  5. 3D ultrafast ultrasound imaging in vivo

    NASA Astrophysics Data System (ADS)

    Provost, Jean; Papadacci, Clement; Esteban Arango, Juan; Imbault, Marion; Fink, Mathias; Gennisson, Jean-Luc; Tanter, Mickael; Pernot, Mathieu

    2014-10-01

    Very high frame rate ultrasound imaging has recently allowed for the extension of the applications of echography to new fields of study such as the functional imaging of the brain, cardiac electrophysiology, and the quantitative imaging of the intrinsic mechanical properties of tumors, to name a few, non-invasively and in real time. In this study, we present the first implementation of Ultrafast Ultrasound Imaging in 3D based on the use of either diverging or plane waves emanating from a sparse virtual array located behind the probe.
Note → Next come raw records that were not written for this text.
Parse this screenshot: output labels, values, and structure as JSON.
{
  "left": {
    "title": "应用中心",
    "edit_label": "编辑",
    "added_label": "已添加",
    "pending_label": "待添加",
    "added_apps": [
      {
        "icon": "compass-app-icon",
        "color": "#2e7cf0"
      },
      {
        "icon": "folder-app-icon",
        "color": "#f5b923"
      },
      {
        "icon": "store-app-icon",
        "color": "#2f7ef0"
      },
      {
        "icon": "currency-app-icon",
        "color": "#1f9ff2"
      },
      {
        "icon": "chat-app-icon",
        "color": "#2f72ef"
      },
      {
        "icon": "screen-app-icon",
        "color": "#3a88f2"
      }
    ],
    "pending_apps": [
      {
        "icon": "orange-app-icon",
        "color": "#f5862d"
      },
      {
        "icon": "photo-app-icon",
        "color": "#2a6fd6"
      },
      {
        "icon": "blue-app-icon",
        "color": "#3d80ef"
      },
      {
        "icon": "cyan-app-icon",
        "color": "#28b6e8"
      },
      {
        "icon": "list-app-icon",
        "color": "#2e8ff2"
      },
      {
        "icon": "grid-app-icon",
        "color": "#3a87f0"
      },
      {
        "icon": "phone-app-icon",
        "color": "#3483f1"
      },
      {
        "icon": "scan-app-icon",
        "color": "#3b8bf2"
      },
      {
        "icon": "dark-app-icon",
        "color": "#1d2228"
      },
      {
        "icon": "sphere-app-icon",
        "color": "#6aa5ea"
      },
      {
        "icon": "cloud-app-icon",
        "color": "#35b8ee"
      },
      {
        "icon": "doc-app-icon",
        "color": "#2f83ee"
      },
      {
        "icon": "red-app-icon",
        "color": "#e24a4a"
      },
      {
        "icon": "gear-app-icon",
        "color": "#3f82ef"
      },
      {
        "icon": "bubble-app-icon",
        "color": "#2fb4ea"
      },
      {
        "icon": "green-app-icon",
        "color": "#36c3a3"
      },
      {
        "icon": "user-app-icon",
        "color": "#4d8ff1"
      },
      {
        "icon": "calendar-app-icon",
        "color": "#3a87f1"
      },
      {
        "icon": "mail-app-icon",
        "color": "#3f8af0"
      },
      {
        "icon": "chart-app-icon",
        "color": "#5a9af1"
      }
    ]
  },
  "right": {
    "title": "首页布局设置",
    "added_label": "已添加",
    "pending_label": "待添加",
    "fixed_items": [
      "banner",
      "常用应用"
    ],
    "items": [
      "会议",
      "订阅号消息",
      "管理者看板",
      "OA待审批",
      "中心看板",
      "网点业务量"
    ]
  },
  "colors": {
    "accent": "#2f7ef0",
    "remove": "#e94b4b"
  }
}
It achieves high contrast and resolution while maintaining imaging rates of thousands of volumes per second. A customiz